ABOUT THIS TASK: Where a picture occurs in the data, omit it, and copy all remaining data exactly.

GIVEN INFORMATION:
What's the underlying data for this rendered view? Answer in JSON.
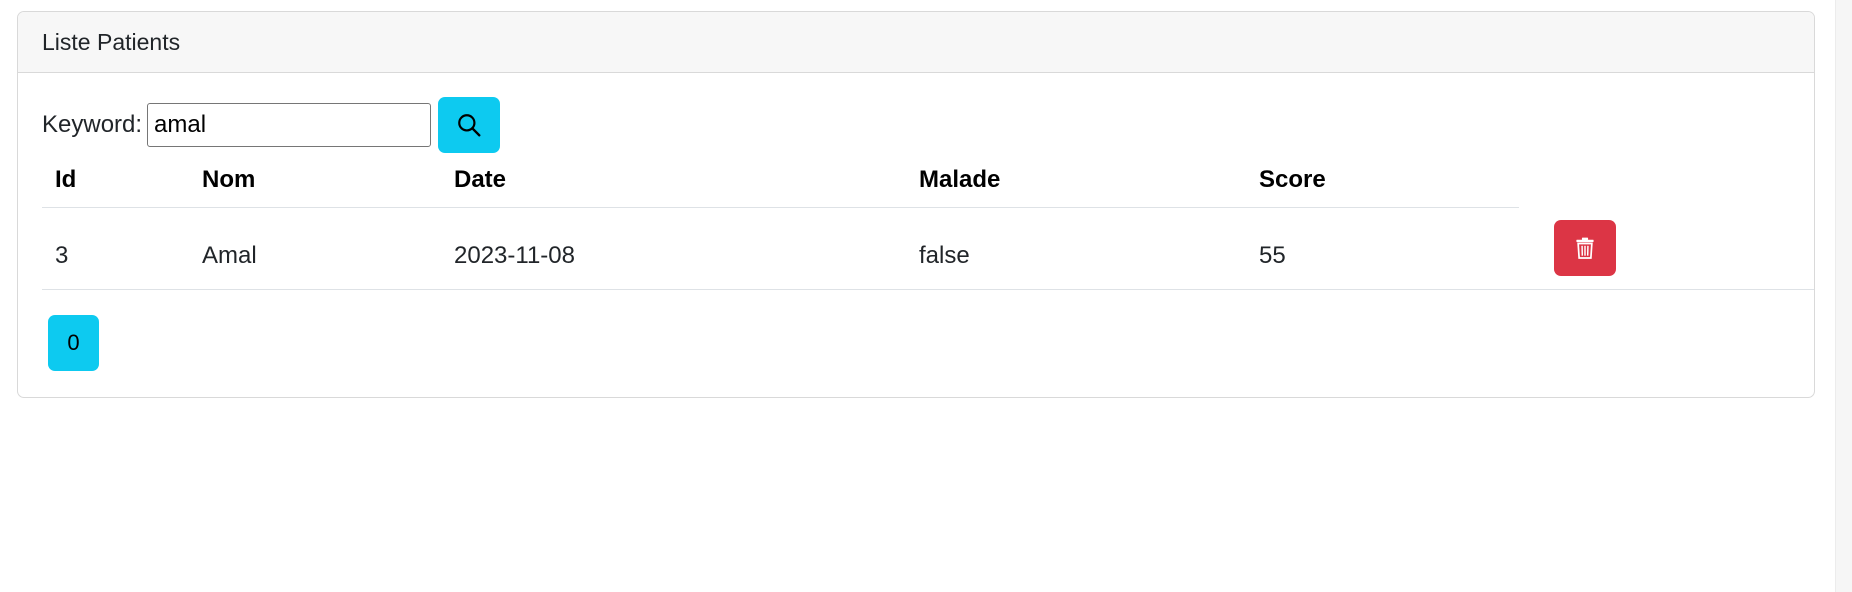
{
  "card": {
    "title": "Liste Patients"
  },
  "search": {
    "label": "Keyword:",
    "value": "amal",
    "button_icon": "search-icon"
  },
  "table": {
    "columns": [
      "Id",
      "Nom",
      "Date",
      "Malade",
      "Score"
    ],
    "rows": [
      {
        "id": "3",
        "nom": "Amal",
        "date": "2023-11-08",
        "malade": "false",
        "score": "55",
        "action_icon": "trash-icon"
      }
    ]
  },
  "pagination": {
    "pages": [
      "0"
    ],
    "current": "0"
  },
  "colors": {
    "info": "#0dcaf0",
    "danger": "#dc3545",
    "header_bg": "#f7f7f7",
    "border": "#dee2e6"
  }
}
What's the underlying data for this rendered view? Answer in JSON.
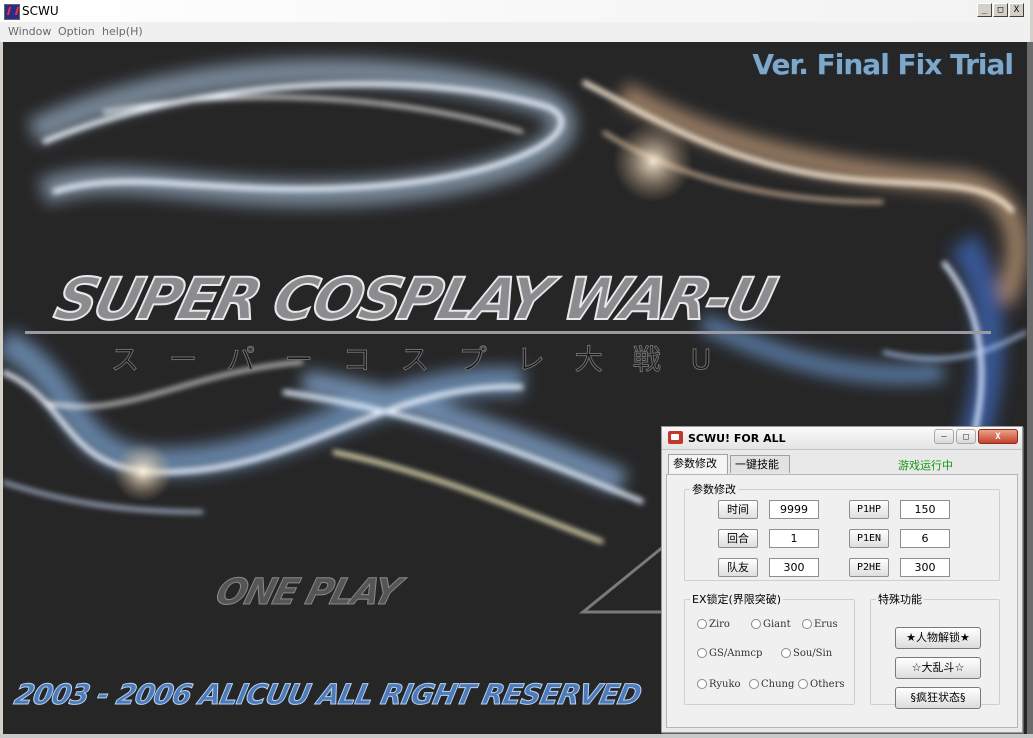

SOLUTION TO THIS EXERCISE:
What's the underlying data for this rendered view? Answer in JSON.
{
  "card": {
    "title": "Liste Patients"
  },
  "search": {
    "label": "Keyword:",
    "value": "amal",
    "button_icon": "search-icon"
  },
  "table": {
    "columns": [
      "Id",
      "Nom",
      "Date",
      "Malade",
      "Score"
    ],
    "rows": [
      {
        "id": "3",
        "nom": "Amal",
        "date": "2023-11-08",
        "malade": "false",
        "score": "55",
        "action_icon": "trash-icon"
      }
    ]
  },
  "pagination": {
    "pages": [
      "0"
    ],
    "current": "0"
  },
  "colors": {
    "info": "#0dcaf0",
    "danger": "#dc3545",
    "header_bg": "#f7f7f7",
    "border": "#dee2e6"
  }
}
What's the underlying data for this rendered view? Answer in JSON.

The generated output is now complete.